> _Source records_:

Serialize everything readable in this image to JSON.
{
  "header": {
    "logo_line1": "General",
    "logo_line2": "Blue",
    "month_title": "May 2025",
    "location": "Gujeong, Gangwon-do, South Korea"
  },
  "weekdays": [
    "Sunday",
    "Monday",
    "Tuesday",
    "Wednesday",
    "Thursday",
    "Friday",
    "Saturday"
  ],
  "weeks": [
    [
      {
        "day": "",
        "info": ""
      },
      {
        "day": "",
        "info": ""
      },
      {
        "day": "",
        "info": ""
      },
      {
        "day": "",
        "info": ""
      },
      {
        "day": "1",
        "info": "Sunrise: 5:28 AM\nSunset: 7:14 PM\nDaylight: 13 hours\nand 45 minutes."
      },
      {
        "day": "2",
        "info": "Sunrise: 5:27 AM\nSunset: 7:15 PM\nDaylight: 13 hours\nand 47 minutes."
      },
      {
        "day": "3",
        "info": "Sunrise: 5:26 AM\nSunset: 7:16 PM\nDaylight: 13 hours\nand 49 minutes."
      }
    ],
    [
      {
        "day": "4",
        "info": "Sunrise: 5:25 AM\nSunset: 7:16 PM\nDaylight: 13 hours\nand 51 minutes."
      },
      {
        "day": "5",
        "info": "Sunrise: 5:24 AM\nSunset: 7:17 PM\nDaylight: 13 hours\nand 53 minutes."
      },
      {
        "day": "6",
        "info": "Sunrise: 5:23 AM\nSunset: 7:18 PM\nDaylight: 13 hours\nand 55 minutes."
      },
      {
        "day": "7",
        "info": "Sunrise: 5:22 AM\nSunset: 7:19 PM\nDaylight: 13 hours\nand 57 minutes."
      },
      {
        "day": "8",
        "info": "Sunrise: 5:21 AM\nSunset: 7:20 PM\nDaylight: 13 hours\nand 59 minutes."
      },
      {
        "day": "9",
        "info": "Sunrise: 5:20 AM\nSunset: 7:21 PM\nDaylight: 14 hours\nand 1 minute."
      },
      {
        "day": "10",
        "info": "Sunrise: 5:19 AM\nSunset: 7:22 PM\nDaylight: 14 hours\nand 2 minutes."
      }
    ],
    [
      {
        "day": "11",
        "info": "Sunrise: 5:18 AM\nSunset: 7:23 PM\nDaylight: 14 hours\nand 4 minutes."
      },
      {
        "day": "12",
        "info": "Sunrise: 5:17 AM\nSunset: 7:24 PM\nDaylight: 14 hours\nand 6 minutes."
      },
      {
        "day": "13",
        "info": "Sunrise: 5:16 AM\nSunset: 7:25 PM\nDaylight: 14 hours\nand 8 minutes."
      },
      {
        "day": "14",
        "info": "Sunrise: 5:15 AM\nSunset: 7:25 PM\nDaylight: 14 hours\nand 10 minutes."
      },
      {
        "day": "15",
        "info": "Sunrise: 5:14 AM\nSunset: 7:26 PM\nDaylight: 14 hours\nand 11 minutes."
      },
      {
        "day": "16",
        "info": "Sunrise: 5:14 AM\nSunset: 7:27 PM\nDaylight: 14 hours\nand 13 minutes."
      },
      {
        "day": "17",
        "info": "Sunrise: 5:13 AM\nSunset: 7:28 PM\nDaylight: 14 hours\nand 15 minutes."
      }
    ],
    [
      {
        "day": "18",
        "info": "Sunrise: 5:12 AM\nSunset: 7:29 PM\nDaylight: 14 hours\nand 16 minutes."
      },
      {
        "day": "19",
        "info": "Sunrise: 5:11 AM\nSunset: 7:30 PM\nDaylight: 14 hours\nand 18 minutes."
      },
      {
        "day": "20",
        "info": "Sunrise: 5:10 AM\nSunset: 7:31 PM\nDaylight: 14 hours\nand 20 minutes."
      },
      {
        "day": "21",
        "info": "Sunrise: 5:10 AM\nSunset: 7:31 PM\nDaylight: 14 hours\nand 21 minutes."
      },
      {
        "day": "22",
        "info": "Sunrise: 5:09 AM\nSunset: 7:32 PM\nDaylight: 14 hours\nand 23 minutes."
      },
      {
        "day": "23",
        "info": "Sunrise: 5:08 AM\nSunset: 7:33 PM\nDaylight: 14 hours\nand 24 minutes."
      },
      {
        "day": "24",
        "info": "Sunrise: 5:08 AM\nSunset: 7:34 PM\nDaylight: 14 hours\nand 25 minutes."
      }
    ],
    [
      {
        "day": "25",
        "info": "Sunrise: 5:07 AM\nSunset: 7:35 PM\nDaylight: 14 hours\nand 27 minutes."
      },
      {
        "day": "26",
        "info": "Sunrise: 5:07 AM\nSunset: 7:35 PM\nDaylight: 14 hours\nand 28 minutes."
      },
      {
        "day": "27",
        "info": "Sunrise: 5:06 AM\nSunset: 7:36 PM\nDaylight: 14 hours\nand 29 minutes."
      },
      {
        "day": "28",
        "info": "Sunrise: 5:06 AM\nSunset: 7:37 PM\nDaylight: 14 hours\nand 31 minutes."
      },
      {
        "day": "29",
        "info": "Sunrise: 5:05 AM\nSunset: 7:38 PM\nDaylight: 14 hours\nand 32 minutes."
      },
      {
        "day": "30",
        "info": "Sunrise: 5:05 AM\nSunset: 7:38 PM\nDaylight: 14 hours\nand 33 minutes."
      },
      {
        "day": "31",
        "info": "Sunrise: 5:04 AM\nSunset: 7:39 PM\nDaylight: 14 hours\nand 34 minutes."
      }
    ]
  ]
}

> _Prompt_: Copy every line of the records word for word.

> _Written response_:
Serialize everything readable in this image to JSON.
{
  "header": {
    "logo_line1": "General",
    "logo_line2": "Blue",
    "month_title": "May 2025",
    "location": "Gujeong, Gangwon-do, South Korea"
  },
  "weekdays": [
    "Sunday",
    "Monday",
    "Tuesday",
    "Wednesday",
    "Thursday",
    "Friday",
    "Saturday"
  ],
  "weeks": [
    [
      {
        "day": "",
        "info": ""
      },
      {
        "day": "",
        "info": ""
      },
      {
        "day": "",
        "info": ""
      },
      {
        "day": "",
        "info": ""
      },
      {
        "day": "1",
        "info": "Sunrise: 5:28 AM\nSunset: 7:14 PM\nDaylight: 13 hours\nand 45 minutes."
      },
      {
        "day": "2",
        "info": "Sunrise: 5:27 AM\nSunset: 7:15 PM\nDaylight: 13 hours\nand 47 minutes."
      },
      {
        "day": "3",
        "info": "Sunrise: 5:26 AM\nSunset: 7:16 PM\nDaylight: 13 hours\nand 49 minutes."
      }
    ],
    [
      {
        "day": "4",
        "info": "Sunrise: 5:25 AM\nSunset: 7:16 PM\nDaylight: 13 hours\nand 51 minutes."
      },
      {
        "day": "5",
        "info": "Sunrise: 5:24 AM\nSunset: 7:17 PM\nDaylight: 13 hours\nand 53 minutes."
      },
      {
        "day": "6",
        "info": "Sunrise: 5:23 AM\nSunset: 7:18 PM\nDaylight: 13 hours\nand 55 minutes."
      },
      {
        "day": "7",
        "info": "Sunrise: 5:22 AM\nSunset: 7:19 PM\nDaylight: 13 hours\nand 57 minutes."
      },
      {
        "day": "8",
        "info": "Sunrise: 5:21 AM\nSunset: 7:20 PM\nDaylight: 13 hours\nand 59 minutes."
      },
      {
        "day": "9",
        "info": "Sunrise: 5:20 AM\nSunset: 7:21 PM\nDaylight: 14 hours\nand 1 minute."
      },
      {
        "day": "10",
        "info": "Sunrise: 5:19 AM\nSunset: 7:22 PM\nDaylight: 14 hours\nand 2 minutes."
      }
    ],
    [
      {
        "day": "11",
        "info": "Sunrise: 5:18 AM\nSunset: 7:23 PM\nDaylight: 14 hours\nand 4 minutes."
      },
      {
        "day": "12",
        "info": "Sunrise: 5:17 AM\nSunset: 7:24 PM\nDaylight: 14 hours\nand 6 minutes."
      },
      {
        "day": "13",
        "info": "Sunrise: 5:16 AM\nSunset: 7:25 PM\nDaylight: 14 hours\nand 8 minutes."
      },
      {
        "day": "14",
        "info": "Sunrise: 5:15 AM\nSunset: 7:25 PM\nDaylight: 14 hours\nand 10 minutes."
      },
      {
        "day": "15",
        "info": "Sunrise: 5:14 AM\nSunset: 7:26 PM\nDaylight: 14 hours\nand 11 minutes."
      },
      {
        "day": "16",
        "info": "Sunrise: 5:14 AM\nSunset: 7:27 PM\nDaylight: 14 hours\nand 13 minutes."
      },
      {
        "day": "17",
        "info": "Sunrise: 5:13 AM\nSunset: 7:28 PM\nDaylight: 14 hours\nand 15 minutes."
      }
    ],
    [
      {
        "day": "18",
        "info": "Sunrise: 5:12 AM\nSunset: 7:29 PM\nDaylight: 14 hours\nand 16 minutes."
      },
      {
        "day": "19",
        "info": "Sunrise: 5:11 AM\nSunset: 7:30 PM\nDaylight: 14 hours\nand 18 minutes."
      },
      {
        "day": "20",
        "info": "Sunrise: 5:10 AM\nSunset: 7:31 PM\nDaylight: 14 hours\nand 20 minutes."
      },
      {
        "day": "21",
        "info": "Sunrise: 5:10 AM\nSunset: 7:31 PM\nDaylight: 14 hours\nand 21 minutes."
      },
      {
        "day": "22",
        "info": "Sunrise: 5:09 AM\nSunset: 7:32 PM\nDaylight: 14 hours\nand 23 minutes."
      },
      {
        "day": "23",
        "info": "Sunrise: 5:08 AM\nSunset: 7:33 PM\nDaylight: 14 hours\nand 24 minutes."
      },
      {
        "day": "24",
        "info": "Sunrise: 5:08 AM\nSunset: 7:34 PM\nDaylight: 14 hours\nand 25 minutes."
      }
    ],
    [
      {
        "day": "25",
        "info": "Sunrise: 5:07 AM\nSunset: 7:35 PM\nDaylight: 14 hours\nand 27 minutes."
      },
      {
        "day": "26",
        "info": "Sunrise: 5:07 AM\nSunset: 7:35 PM\nDaylight: 14 hours\nand 28 minutes."
      },
      {
        "day": "27",
        "info": "Sunrise: 5:06 AM\nSunset: 7:36 PM\nDaylight: 14 hours\nand 29 minutes."
      },
      {
        "day": "28",
        "info": "Sunrise: 5:06 AM\nSunset: 7:37 PM\nDaylight: 14 hours\nand 31 minutes."
      },
      {
        "day": "29",
        "info": "Sunrise: 5:05 AM\nSunset: 7:38 PM\nDaylight: 14 hours\nand 32 minutes."
      },
      {
        "day": "30",
        "info": "Sunrise: 5:05 AM\nSunset: 7:38 PM\nDaylight: 14 hours\nand 33 minutes."
      },
      {
        "day": "31",
        "info": "Sunrise: 5:04 AM\nSunset: 7:39 PM\nDaylight: 14 hours\nand 34 minutes."
      }
    ]
  ]
}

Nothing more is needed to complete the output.